As working from home continues as a result of the Covid-19 pandemic, it is more important than ever to pay attention to work life balance. Employees can take some measures to look after themselves, but employers must take responsibility for their workforce too.
Let’s look at why work life balance is such a big issue right now.
The importance of work life balance
Even before the working from home era, a report by the Mental Health Foundation in 2018 revealed that 74% of people in the UK had felt overwhelmed by stress at some point. Thanks to Covid-19 UK workers have seen their collective stress levels increase significantly over the past year.
It is important to pay attention to this as stress has a very serious physical and psychological effect on our health. Even from a purely business perspective, we know that stress negatively affects productivity by reducing an employee’s efficiency and effectiveness.
It’s clear that stress must be minimised in the workplace wherever possible. But how do we achieve this when working from home?
A healthy work and life balance
It is easy to get overwhelmed if we don’t set out a clear plan for maintaining a healthy work and life balance. To help avoid this, here are some excellent tips for employees and employers to maximise the benefits of work life balance.
Prioritise daily and weekly tasks

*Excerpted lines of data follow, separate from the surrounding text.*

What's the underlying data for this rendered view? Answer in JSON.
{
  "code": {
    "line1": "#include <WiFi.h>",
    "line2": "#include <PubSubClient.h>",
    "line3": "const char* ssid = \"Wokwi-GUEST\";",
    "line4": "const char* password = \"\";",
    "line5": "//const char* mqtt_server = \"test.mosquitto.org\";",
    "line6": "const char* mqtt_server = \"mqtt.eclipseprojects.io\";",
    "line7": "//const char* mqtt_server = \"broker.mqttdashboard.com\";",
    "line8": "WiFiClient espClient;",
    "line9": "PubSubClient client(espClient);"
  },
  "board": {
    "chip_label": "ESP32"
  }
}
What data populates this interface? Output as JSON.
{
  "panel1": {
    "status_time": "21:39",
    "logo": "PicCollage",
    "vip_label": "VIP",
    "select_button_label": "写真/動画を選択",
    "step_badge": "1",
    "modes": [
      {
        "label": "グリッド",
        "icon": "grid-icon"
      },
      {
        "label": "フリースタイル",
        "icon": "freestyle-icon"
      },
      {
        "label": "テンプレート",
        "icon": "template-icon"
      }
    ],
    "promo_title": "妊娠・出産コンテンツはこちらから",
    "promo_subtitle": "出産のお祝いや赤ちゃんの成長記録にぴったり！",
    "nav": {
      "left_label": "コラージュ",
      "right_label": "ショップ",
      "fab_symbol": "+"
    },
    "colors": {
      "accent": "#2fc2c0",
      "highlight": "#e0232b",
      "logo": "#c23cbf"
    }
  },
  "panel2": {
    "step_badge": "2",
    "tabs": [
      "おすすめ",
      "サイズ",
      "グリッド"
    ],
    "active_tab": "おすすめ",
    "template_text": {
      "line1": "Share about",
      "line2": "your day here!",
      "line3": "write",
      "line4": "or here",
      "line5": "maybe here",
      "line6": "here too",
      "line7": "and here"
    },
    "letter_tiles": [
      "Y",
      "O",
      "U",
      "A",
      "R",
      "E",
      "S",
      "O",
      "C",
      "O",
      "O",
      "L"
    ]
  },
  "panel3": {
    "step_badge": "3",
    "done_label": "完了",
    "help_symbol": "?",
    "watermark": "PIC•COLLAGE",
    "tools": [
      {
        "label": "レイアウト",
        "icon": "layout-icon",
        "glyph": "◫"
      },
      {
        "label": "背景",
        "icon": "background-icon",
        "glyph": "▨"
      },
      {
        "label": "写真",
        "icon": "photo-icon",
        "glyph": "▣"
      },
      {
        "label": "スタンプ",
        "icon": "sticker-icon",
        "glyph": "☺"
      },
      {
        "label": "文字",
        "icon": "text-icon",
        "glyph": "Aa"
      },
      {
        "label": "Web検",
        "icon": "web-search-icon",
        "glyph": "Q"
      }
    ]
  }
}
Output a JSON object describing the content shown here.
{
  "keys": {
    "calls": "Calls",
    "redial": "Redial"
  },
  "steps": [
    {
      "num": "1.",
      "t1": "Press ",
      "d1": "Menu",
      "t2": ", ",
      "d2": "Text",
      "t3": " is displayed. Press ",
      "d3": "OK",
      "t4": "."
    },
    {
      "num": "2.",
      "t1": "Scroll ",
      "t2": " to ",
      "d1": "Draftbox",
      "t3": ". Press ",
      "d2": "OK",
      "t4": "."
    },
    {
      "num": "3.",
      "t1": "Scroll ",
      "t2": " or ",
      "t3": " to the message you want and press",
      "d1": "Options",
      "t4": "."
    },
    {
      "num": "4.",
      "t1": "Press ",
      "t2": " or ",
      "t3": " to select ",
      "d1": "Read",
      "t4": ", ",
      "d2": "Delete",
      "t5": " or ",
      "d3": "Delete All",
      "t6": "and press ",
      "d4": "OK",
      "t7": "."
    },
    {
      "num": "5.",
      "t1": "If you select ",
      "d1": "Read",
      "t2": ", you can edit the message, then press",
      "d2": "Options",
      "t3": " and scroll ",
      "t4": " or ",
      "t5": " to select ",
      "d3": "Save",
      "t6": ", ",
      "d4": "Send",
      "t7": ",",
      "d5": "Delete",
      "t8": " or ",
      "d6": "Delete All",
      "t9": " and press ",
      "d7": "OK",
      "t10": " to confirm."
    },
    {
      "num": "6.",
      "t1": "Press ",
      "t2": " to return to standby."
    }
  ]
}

Identifying the most important tasks to be completed will help free up time to maintain a healthy work and life balance. By working through a priority list, the most important jobs can be completed while we are full of energy and ready to take the day on. It is also important to be realistic about what you can personally achieve throughout a day or a week so you don’t take on more than you can reasonably handle.
Remember that priority lists for daily and weekly tasks should include family time and personal time for you to rest and recharge your batteries. Your health should always be number one on the list.
Set and maintain clear boundaries
Creating priority lists and then adhering to them requires the setting of clear boundaries. If a project cannot be completed within the requested time frame just by working your normal hours, then it is simply not possible.
Thankfully, many modern businesses are aware of this issue and are prepared to adjust their schedules accordingly, but some employers may not be aware of the pressure they are putting on their employees.
Such boundaries also apply to home life, so that work doesn’t intrude on personal time.
Recognise stress triggers
Stress can creep up on us and seemingly have us in its grasp all of a sudden. But the truth is that stress builds up slowly in increments. There will be plenty of red flags along the way so it is important to be able to recognise when they happen, or preferably troubleshoot them ahead of time.
Two of the main causes of work-related stress include:
- Lack of support
Unmanageable workloads cause stress and exhaustion, so compare what is expected of you with how able you are to meet those expectations while working your contracted hours.
Overworking issues are often caused by a lack of support, either from workmates or at management level. The onus should be on the employer to ensure a support network is in place, but the employee must also communicate their needs. A calm conversation about workloads and support before assigning or accepting tasks will help find solutions and reduce stress.
How employers can improve work life balance
During this Covid-19 WFH era, it is vital that employers make it a priority to look after their staff so they can maintain a good work life balance. Many employees will soon be returning to their workplaces, where the healthy work life balance must continue to be maintained.
The office space for rent at Chineham Park via Frasers Property is an excellent example of a collaborative workspace where employers can take advantage of the facilities and events to help their staff maintain a healthy work and life balance. As a modern knowledge hub for SMEs, Chineham Park has a variety of landscaped outdoor spaces to enjoy, while the likes of food events let everybody socialise and relax together.